A huge government cash injection for Shanghai's Disneyland will not take the magic away from Hong Kong's Disney resort, bosses at the attraction say.
The Shanghai park will be one of the beneficiaries of the huge loan package from the Agricultural Bank of China.
But the Hong Kong park has big plans of its own and the Hong Kong government, the majority shareholder, announced earlier this year that a new zone featuring Marvel superheroes - including the likes of Iron Man, Captain America and Thor - will be built.
Disney is also understood to be negotiating with the government to build three new hotels, and plans a shopping street outside the park.
A Disney spokesman said that of the 45 per cent of its visitors who came from the mainland, half were from southern provinces and were likely to continue to find the Hong Kong site a more convenient destination than Shanghai.
"As long as Hong Kong maintains its strength as a shopping and dining paradise, it will remain appealing to that group of tourists," the spokesman said.
The Disney competition is a microcosm of a wider battle between Hong Kong and Shanghai to be recognised as China's financial capital.

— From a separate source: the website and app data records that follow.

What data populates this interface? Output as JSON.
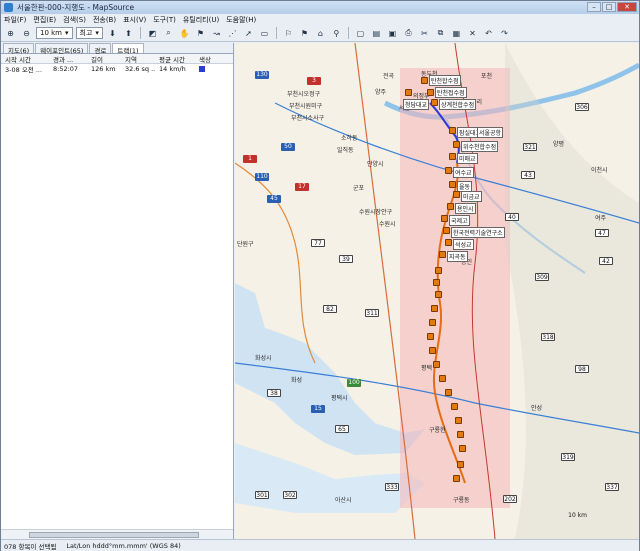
{
  "window": {
    "title": "서울한판-000-지행도 - MapSource"
  },
  "menu": [
    "파일(F)",
    "편집(E)",
    "검색(S)",
    "전송(B)",
    "표시(V)",
    "도구(T)",
    "유틸리티(U)",
    "도움말(H)"
  ],
  "toolbar": {
    "zoom_value": "10 km",
    "detail_value": "최고"
  },
  "tabs": [
    {
      "label": "지도(6)"
    },
    {
      "label": "웨이포인트(65)"
    },
    {
      "label": "경로"
    },
    {
      "label": "트랙(1)"
    }
  ],
  "track_table": {
    "columns": [
      "시작 시간",
      "경과 ...",
      "길이",
      "지역",
      "평균 시간",
      "색상"
    ],
    "rows": [
      {
        "start": "3-08 오전 ...",
        "elapsed": "8:52:07",
        "length": "126 km",
        "area": "32.6 sq ...",
        "avg": "14 km/h"
      }
    ]
  },
  "map": {
    "labels": [
      "전곡",
      "동두천",
      "양주",
      "포천",
      "의정부",
      "구리",
      "서울",
      "부천시오정구",
      "부천시원미구",
      "부천시소사구",
      "소하동",
      "일직동",
      "안양시",
      "군포",
      "수원시장안구",
      "수원시",
      "화성",
      "평택",
      "평택시",
      "화성시",
      "양평",
      "아산시",
      "여주",
      "이천시",
      "안성",
      "단원구",
      "용인",
      "구룡동",
      "구룡현"
    ],
    "waypoints": [
      "탄천합수점",
      "탄천접수점",
      "상계천합수점",
      "청담대교",
      "잠실대교",
      "서울공항",
      "위수천합수점",
      "미매교",
      "여수교",
      "율동",
      "미금교",
      "용인시",
      "국제고",
      "한국전력기술연구소",
      "석성교",
      "지곡동"
    ],
    "highway_shields": [
      "1",
      "3",
      "15",
      "17",
      "38",
      "39",
      "40",
      "42",
      "43",
      "45",
      "47",
      "50",
      "65",
      "77",
      "82",
      "98",
      "100",
      "110",
      "130",
      "202",
      "301",
      "302",
      "306",
      "309",
      "311",
      "318",
      "319",
      "321",
      "333",
      "337"
    ],
    "scale_text": "10 km"
  },
  "status": {
    "left": "078 항목이 선택됨",
    "coords": "Lat/Lon hddd°mm.mmm' (WGS 84)"
  }
}
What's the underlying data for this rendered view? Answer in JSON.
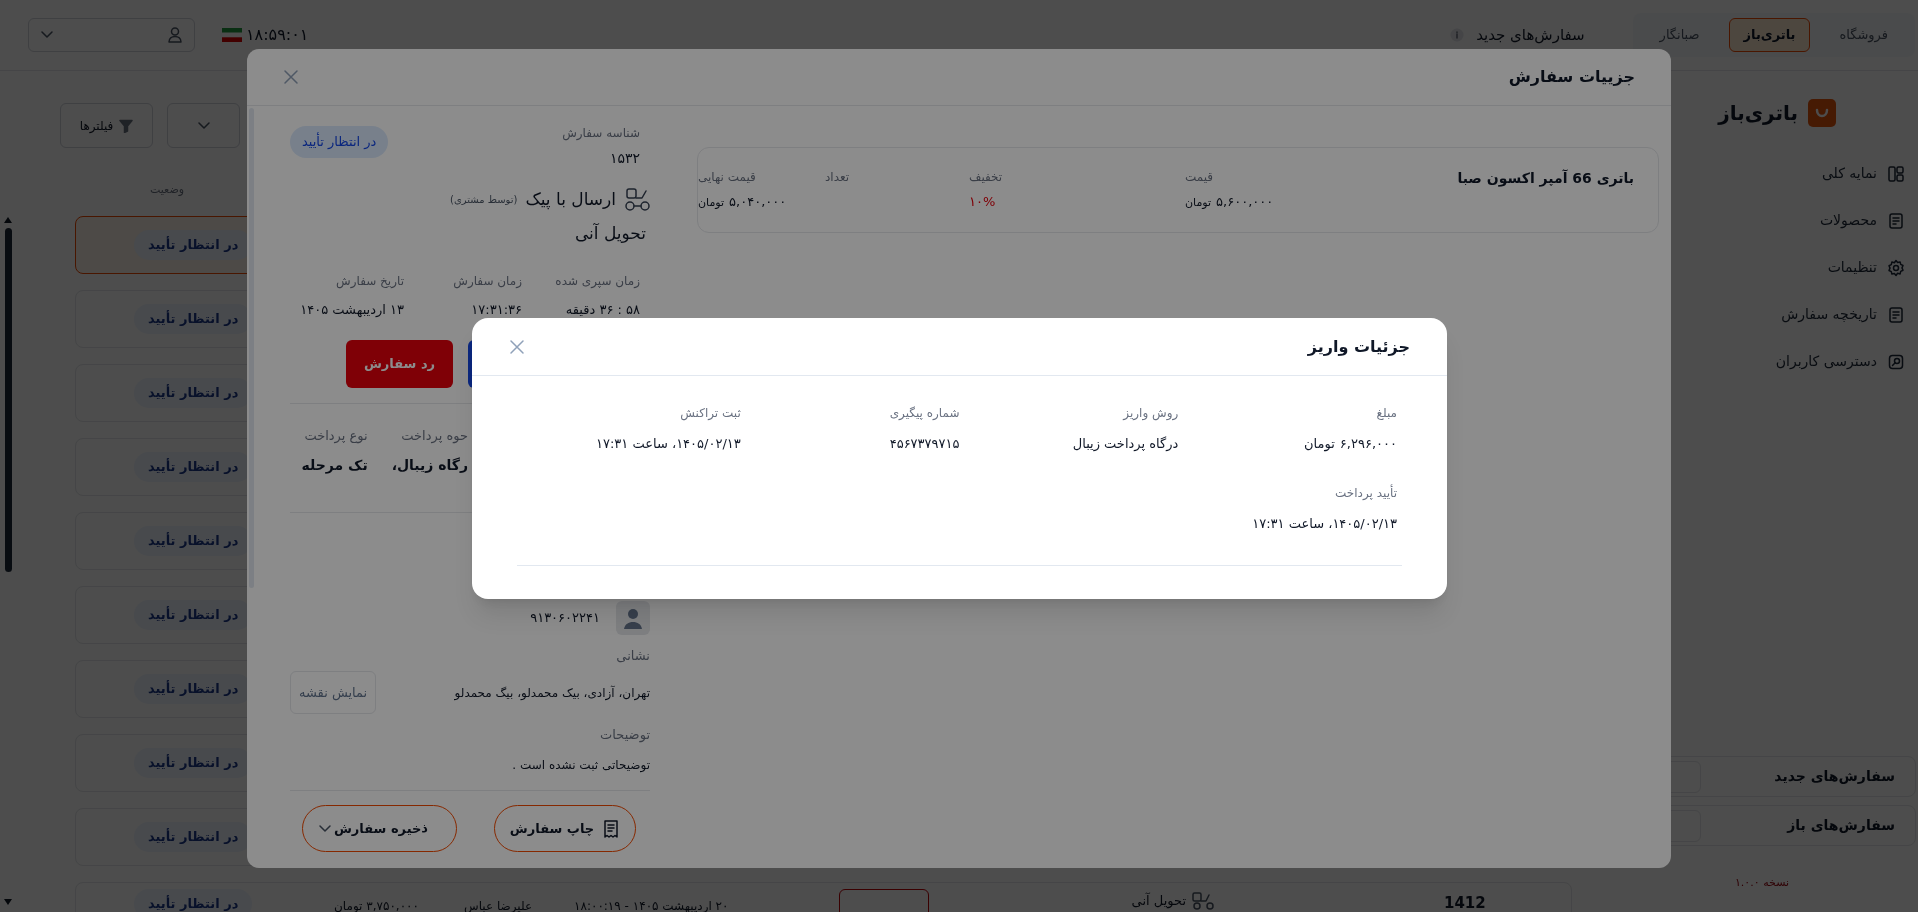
{
  "header": {
    "top_tabs": [
      {
        "label": "فروشگاه",
        "selected": false
      },
      {
        "label": "باتری‌باز",
        "selected": true
      },
      {
        "label": "صبانگار",
        "selected": false
      }
    ],
    "title": "سفارش‌های جدید",
    "clock": "۱۸:۵۹:۰۱"
  },
  "sidebar": {
    "brand": "باتری‌باز",
    "items": [
      {
        "label": "نمایه کلی"
      },
      {
        "label": "محصولات"
      },
      {
        "label": "تنظیمات"
      },
      {
        "label": "تاریخچه سفارش"
      },
      {
        "label": "دسترسی کاربران"
      }
    ],
    "summary": [
      {
        "label": "سفارش‌های جدید"
      },
      {
        "label": "سفارش‌های باز"
      }
    ],
    "version": "نسخه ۱.۰.۰"
  },
  "filters": {
    "label": "فیلترها"
  },
  "list": {
    "column": "وضعیت",
    "rows": [
      {
        "status": "در انتظار تأیید",
        "selected": true
      },
      {
        "status": "در انتظار تأیید",
        "selected": false
      },
      {
        "status": "در انتظار تأیید",
        "selected": false
      },
      {
        "status": "در انتظار تأیید",
        "selected": false
      },
      {
        "status": "در انتظار تأیید",
        "selected": false
      },
      {
        "status": "در انتظار تأیید",
        "selected": false
      },
      {
        "status": "در انتظار تأیید",
        "selected": false
      },
      {
        "status": "در انتظار تأیید",
        "selected": false
      },
      {
        "status": "در انتظار تأیید",
        "selected": false
      },
      {
        "status": "در انتظار تأیید",
        "selected": false,
        "amount": "۳,۷۵۰,۰۰۰ تومان",
        "customer": "علیرضا عباس",
        "date": "۲۰ اردیبهشت ۱۴۰۵ - ۱۸:۰۰:۱۹",
        "delivery": "تحویل آنی",
        "id": "1412"
      }
    ]
  },
  "order_modal": {
    "title": "جزییات سفارش",
    "product": {
      "name": "باتری 66 آمپر اکسون صبا",
      "fields": [
        {
          "label": "قیمت",
          "value": "۵,۶۰۰,۰۰۰",
          "unit": "تومان",
          "kind": "price"
        },
        {
          "label": "تخفیف",
          "value": "۱۰%",
          "kind": "discount"
        },
        {
          "label": "تعداد"
        },
        {
          "label": "قیمت نهایی",
          "value": "۵,۰۴۰,۰۰۰",
          "unit": "تومان",
          "kind": "price"
        }
      ]
    },
    "order_id_label": "شناسه سفارش",
    "order_id": "۱۵۳۲",
    "status": "در انتظار تأیید",
    "shipping": {
      "method": "ارسال با پیک",
      "note": "(توسط مشتری)",
      "delivery": "تحویل آنی"
    },
    "times": [
      {
        "label": "زمان سپری شده",
        "value": "۵۸ : ۳۶ دقیقه"
      },
      {
        "label": "زمان سفارش",
        "value": "۱۷:۳۱:۳۶"
      },
      {
        "label": "تاریخ سفارش",
        "value": "۱۳ اردیبهشت ۱۴۰۵"
      }
    ],
    "reject_button": "رد سفارش",
    "payment": [
      {
        "label": "حوه پرداخت",
        "value": "رگاه زیبال،"
      },
      {
        "label": "نوع پرداخت",
        "value": "تک مرحله"
      }
    ],
    "phone": "۹۱۳۰۶۰۲۲۴۱",
    "address_label": "نشانی",
    "address": "تهران، آزادی، بیک محمدلو، بیگ محمدلو",
    "map_button": "نمایش نقشه",
    "notes_label": "توضیحات",
    "notes": "توضیحاتی ثبت نشده است .",
    "print_button": "چاپ سفارش",
    "save_button": "ذخیره سفارش"
  },
  "payment_modal": {
    "title": "جزئیات واریز",
    "fields": [
      {
        "label": "مبلغ",
        "value": "۶,۲۹۶,۰۰۰",
        "unit": "تومان"
      },
      {
        "label": "روش واریز",
        "value": "درگاه پرداخت زیبال"
      },
      {
        "label": "شماره پیگیری",
        "value": "۴۵۶۷۳۷۹۷۱۵"
      },
      {
        "label": "ثبت تراکنش",
        "value": "۱۴۰۵/۰۲/۱۳، ساعت ۱۷:۳۱"
      },
      {
        "label": "تأیید پرداخت",
        "value": "۱۴۰۵/۰۲/۱۳، ساعت ۱۷:۳۱"
      }
    ]
  }
}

Shanghai's infrastructure is catching up fast, but Hong Kong still has the edge in terms of "software" - including human capital and the rule of law - says Terence Chong Tai-leung, an associate professor of economics at the Chinese University.
"In the long run, Shanghai will grow faster than Hong Kong given the emphasis it is given by the country," he said. "Hong Kong must retain its talents."
And Chong does not believe Hong Kong needs to follow the Shanghai model of large-scale public stimulus as the city's economy is largely driven by the private sector. Besides, the Hong Kong government has vast financial reserves and would have no need to borrow money like Shanghai.